Humpback whale watching season is still going strong here on Maui, and while some individuals have begun their yearly migration back to their summer feeding grounds off the Alaskan coast, many others won’t depart until late April or perhaps early May. That means if you’re on a spring vacation, there’s still time to hop on one of our Maui whale watch cruises.
Last week, we talked about a new behavior seen among southern humpback whales, which involves massive groups of up to 200 feeding off the southern coast of South Africa. While we’re on the subject of whale behaviors, we’d like to give you a handy guide to some of the maneuvers that you might spot while aboard one of our tours, or perhaps even from a good vantage point on land.
As you may have already learned, humpbacks come to Hawaii during the winter and spring months to breed and give birth to their calves. Mating behavior is quite the boisterous activity, with in-season females taking small groups of males on a merry chase where they each jostle each other out of the way in order to stay at the head of the pack. Sometimes, the males can get quite rough with each other, but most of the behaviors we see are much more relaxed than this kind of event. Here are the terms describing common whale behaviors.

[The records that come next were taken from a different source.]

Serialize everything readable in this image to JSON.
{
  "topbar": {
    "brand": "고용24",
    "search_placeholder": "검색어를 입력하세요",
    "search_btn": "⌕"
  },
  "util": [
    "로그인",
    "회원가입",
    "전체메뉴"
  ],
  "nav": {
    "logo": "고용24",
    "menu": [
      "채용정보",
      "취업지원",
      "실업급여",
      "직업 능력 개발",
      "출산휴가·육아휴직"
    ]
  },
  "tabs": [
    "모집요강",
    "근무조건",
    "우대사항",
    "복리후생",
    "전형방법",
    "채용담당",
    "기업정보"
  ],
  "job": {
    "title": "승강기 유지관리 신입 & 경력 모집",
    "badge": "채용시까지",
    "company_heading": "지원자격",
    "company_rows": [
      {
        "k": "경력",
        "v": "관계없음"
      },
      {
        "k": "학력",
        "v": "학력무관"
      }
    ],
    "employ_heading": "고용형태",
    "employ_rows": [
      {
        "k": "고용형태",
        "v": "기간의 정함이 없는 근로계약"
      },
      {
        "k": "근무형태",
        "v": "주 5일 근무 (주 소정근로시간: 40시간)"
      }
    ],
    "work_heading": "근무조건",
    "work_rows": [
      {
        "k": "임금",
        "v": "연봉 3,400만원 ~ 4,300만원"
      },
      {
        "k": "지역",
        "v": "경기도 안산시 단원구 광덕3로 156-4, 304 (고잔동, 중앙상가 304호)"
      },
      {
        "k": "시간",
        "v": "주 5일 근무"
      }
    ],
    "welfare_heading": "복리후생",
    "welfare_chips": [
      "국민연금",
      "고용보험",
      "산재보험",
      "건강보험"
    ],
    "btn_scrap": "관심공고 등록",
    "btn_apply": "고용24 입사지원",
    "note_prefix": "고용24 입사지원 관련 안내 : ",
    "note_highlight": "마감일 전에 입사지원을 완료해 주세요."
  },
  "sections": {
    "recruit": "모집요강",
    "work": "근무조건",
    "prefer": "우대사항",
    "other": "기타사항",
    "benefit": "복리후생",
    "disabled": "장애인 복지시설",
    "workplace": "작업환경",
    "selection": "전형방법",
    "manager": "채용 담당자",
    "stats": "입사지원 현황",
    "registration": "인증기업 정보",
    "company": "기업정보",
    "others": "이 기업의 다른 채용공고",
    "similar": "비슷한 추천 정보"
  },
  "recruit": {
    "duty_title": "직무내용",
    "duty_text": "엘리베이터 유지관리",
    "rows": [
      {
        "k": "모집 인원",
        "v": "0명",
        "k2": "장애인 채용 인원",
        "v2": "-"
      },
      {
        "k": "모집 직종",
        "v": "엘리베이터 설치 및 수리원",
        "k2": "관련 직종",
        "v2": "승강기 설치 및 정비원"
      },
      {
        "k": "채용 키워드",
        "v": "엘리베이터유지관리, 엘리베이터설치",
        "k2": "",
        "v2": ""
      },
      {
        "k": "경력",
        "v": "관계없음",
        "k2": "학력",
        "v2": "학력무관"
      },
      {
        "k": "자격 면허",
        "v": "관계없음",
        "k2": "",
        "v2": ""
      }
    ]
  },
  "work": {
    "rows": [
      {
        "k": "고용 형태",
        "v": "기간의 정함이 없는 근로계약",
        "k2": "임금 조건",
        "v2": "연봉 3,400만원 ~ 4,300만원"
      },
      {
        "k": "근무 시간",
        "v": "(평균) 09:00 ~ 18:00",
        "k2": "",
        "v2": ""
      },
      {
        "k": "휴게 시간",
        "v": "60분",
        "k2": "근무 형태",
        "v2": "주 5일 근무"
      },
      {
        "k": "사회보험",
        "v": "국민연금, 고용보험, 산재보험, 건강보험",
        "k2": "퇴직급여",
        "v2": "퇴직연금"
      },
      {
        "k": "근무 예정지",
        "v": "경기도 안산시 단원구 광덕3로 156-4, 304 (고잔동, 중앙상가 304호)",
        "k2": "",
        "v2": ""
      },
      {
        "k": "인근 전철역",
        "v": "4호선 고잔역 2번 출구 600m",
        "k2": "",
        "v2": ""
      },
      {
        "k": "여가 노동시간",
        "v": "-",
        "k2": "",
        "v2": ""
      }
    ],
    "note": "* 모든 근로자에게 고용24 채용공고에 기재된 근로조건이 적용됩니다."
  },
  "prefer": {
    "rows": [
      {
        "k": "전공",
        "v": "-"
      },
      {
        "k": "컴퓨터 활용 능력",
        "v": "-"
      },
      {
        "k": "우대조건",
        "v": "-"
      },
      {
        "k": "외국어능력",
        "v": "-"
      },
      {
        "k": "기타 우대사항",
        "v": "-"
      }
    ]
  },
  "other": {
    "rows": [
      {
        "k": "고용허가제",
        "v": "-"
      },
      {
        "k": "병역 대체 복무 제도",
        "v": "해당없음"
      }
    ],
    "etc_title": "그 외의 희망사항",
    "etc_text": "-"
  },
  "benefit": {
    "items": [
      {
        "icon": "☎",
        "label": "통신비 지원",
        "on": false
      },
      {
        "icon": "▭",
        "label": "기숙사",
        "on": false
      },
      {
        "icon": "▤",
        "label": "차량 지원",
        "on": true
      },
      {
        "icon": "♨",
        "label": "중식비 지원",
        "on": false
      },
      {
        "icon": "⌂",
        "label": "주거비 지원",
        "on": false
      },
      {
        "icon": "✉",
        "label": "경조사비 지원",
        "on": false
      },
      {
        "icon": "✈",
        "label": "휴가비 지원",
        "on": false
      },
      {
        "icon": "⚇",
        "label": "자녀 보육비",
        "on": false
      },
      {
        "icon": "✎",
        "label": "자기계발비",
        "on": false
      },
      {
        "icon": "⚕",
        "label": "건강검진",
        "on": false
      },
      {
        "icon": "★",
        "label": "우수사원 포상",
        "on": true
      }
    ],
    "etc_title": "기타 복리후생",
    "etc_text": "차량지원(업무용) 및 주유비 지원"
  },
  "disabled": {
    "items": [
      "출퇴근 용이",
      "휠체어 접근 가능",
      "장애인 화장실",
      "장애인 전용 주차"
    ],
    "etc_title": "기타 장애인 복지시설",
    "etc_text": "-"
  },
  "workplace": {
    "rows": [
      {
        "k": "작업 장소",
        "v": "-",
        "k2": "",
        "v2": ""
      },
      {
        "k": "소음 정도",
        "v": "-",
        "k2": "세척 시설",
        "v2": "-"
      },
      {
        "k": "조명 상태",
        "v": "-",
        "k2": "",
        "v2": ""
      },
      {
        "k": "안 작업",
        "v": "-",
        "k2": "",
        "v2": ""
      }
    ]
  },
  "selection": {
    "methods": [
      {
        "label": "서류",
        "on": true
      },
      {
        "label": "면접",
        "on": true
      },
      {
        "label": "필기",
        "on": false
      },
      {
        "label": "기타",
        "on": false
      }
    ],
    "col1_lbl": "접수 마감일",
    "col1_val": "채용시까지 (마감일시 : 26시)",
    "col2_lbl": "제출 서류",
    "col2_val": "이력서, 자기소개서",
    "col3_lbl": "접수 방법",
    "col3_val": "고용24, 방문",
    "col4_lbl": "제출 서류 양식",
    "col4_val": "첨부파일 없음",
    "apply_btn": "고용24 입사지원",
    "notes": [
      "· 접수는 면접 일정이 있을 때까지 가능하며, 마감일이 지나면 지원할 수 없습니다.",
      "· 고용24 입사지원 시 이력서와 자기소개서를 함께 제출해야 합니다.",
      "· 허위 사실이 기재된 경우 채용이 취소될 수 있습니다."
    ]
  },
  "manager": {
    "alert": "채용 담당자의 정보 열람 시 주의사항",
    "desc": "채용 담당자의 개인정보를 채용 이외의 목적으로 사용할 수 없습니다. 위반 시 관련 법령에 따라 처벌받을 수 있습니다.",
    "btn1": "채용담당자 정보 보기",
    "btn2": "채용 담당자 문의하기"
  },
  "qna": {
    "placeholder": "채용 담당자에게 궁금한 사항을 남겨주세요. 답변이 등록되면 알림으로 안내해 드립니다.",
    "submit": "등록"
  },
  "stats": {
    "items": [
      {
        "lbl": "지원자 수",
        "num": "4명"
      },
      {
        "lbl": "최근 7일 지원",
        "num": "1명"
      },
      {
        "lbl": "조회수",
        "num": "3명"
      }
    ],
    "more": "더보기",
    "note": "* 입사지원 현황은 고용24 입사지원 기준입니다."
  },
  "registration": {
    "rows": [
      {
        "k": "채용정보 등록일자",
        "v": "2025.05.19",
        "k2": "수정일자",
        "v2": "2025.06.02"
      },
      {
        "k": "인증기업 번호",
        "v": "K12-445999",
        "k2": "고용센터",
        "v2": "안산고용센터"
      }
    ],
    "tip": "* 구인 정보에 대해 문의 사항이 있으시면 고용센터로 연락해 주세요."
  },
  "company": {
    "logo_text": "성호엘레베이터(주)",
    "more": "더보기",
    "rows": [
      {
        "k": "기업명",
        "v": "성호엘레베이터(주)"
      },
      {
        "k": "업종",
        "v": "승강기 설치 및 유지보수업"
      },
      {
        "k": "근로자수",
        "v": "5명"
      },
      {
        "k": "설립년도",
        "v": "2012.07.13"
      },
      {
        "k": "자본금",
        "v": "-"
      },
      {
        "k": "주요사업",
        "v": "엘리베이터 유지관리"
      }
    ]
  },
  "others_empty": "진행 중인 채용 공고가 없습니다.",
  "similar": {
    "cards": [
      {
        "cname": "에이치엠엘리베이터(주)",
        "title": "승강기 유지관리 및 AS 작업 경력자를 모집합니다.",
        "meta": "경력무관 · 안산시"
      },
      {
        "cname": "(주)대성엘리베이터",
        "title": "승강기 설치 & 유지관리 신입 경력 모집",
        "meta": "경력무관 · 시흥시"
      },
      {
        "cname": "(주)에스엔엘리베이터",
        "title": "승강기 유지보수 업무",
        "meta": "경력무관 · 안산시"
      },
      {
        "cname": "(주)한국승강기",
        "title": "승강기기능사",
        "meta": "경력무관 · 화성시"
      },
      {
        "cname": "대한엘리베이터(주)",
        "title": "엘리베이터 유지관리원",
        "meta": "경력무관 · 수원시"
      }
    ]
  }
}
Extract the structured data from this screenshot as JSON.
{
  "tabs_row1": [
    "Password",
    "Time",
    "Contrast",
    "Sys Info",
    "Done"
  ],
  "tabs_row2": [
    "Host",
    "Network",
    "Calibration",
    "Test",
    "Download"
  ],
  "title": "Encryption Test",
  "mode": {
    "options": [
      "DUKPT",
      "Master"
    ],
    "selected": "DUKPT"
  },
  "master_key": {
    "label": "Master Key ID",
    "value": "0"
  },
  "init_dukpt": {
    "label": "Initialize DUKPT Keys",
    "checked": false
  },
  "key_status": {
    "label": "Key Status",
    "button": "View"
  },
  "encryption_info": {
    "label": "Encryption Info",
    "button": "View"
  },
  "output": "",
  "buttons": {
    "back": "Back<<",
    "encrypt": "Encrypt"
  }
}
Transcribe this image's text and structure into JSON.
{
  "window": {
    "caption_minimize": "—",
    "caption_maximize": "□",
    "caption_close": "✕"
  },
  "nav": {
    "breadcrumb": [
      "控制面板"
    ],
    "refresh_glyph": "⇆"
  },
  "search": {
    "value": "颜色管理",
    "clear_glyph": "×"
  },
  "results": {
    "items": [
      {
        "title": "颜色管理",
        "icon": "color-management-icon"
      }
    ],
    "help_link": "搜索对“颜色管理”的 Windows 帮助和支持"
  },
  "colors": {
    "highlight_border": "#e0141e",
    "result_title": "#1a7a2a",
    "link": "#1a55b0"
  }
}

Blow – This is the most common whale sign that you’re going to see. Humpbacks come up for air every 10-15 minutes, and when they release their breath, a spout of moisture is blown away from the whale’s blowhole, allowing for a clear new water-free breath to be taken in. If you track the spouts, you’ll be more likely to spot one of the more flashy behaviors. Calves come up every 3-5 minutes, making them even easier to track.
Tail Slap – Sometimes, a whale will lift its tail fin up high out of the water, and slap it down on the water’s surface. This causes quite a splash, not to mention an interesting sound both above and below the surface. Marine scientists think this signal is a warning.
Head Rise or Spy Hop – Once in a while, we’ll see a whale come straight up to the surface in a vertical position and poke its head up out of the water. Because the whale’s eye comes up above the surface, marine scientists have theorized that the whale is doing this to get a look at what’s happening above the surface. Hence the term “spy hop.” Our whale watching guests often have a lot of fun with the idea that while we’re watching the whales, they’re watching us. After all, curiosity is a trait that’s shared among humans and animals alike.
Head Lunge – Now just imagine the spy hop behavior, but less vertical. In this case, the whale will come up to the surface at an angle, thrust its head out of the water, and bring it down forcefully. This has been observed as a competitive display. Remember that mating behavior we were talking about earlier? Males will sometimes do this while vying for breeding rights with the female.
Pec Slap – Sometimes whales will lift their pectoral fin out of the water and slap it down on the surface. Sometimes they will do this with one fin, but sometimes both at once. Scientists think this is a communication or signal to other whales. Mother whales are often seen performing this action when traveling with a young baby, and has been observed frequently in stormy weather. This may help calves locate their mothers when visibility is poor.
Peduncle Slap – This is like the tail slap, only much more enthusiastic. The whale will send a good portion of its tail end up out of the water, and slam it down on the surface with considerable force.
Fluke Up Dive – In this instance, the tail flukes come up, but without any slapping action. The tail simply arches up out of the water and slips down again below the surface. This happens when a whale is maneuvering down in a dive from the surface area.
Breach – Last but not least, the famous breach. When you see a whale’s entire body come hurtling up out of the water to come slamming back down on the surface with a magnificent splash, you’ve witnessed a breach. This acrobatic display could be done for many reasons, but it certainly would be an ideal way to keep the skin free of smaller marine critters looking for a free ride.
Hopefully now you’ll have an easier time identifying those exciting aerial whale behaviors that have made whale watching one of the most celebrated activities on Maui! We hope to have you aboard one of our tours soon, so you can witness these exciting behaviors firsthand with your friends and family. Mahalo!